On November 4, Michael Bisping was battered.
The then UFC middleweight champion entered the cage against longtime welterweight king Georges St. Pierre for a defense of his crown. But, was on the wrong end of a destructive performance from the Canadian fighter who hadn’t competed in four years.
While Bisping ultimately lost by submission, he took a grueling amount of punishment in the process. His face was cut and he had been dropped with punches numerous times.
At 38, some questioned whether it was the end of the road for ‘The Count’, who achieved his dream of winning a world championship.
Ultimately, he and the UFC decided it wasn’t. Just days after the loss to St. Pierre, it was announced that Anderson Silva had failed another drug test ahead of his headlining gig in Shanghai against Kelvin Gastelum. And none other than Bisping would be filling in. The headlining gig in Shanghai is just 21 days removed from his fight with St. Pierre.
The announcement was a shocking one, of course. Just days before, Bisping had taken arguably the worst beating in recent memory. So bad, in fact, that he looked poised for a potential retirement from the sport.
Take into account that the New York State Athletic Commission handed down a 30-day suspension, Bisping’s launch into the main event of UFC Shanghai looks downright reckless.
China isn’t regulated under the Association of Boxing Commissions and Combative Sports. That’s something the UFC is taking full advantage of by having this fight go through.
For a sport in mixed martial arts and a company in the UFC that prides itself on the safety of its fights—a laughable statement for any combat sports promotion to make—this is a dangerous move to make. It would be unsafe with a young fighter with no previous history of knockouts to take the fight. But a 38-year-old fighter who is just 21 days removed from an exhausting, punishing loss? That’s irresponsible.
The UFC deserves credit for forcing the retirements of some of their great fighters. Chuck Liddell and Matt Hughes are two such fighters that come to mind. They have, in very general terms, done what is right by the fighter when it comes to health care. The promotion was involved in the creation and implementation of many of the rules we see used today.

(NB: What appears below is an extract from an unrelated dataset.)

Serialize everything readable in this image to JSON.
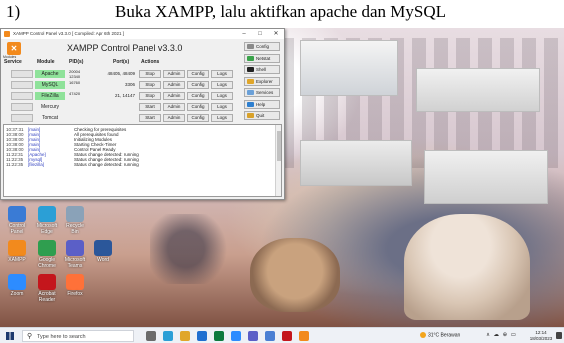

There is no way to make mixed martial arts a safe sport. This isn’t hockey where you can try to remove fighting and blows to the head. Without those things, the sport is dead. In 2017, all the fighters know the inherit risks associated with the sport. You will get concussions. You will get brain damage. And, you likely won’t know when to stop.
But that’s where the UFC and other promoters are supposed to come in. Bisping will be applauded for his toughness, as if we needed any reminder. He’s one of the best and most durable fighters the sport has ever seen. And when he does finally end his career, there should be both a hall of fame ring and a life-long job waiting on the other side. His commentary has been an interesting, well-studied part of the game and he’s shown a willingness to grow and evolve.
Of course, Bisping, who can see that his career is nearing an end, wants to keep fighting. These guys always do.
The UFC has done both Bisping and their fanbase a disservice in allowing this fight to take place. They should feel ashamed that they’ve put profit ahead of fighter safety.
Especially a fighter who has given so much to the company over the last decade.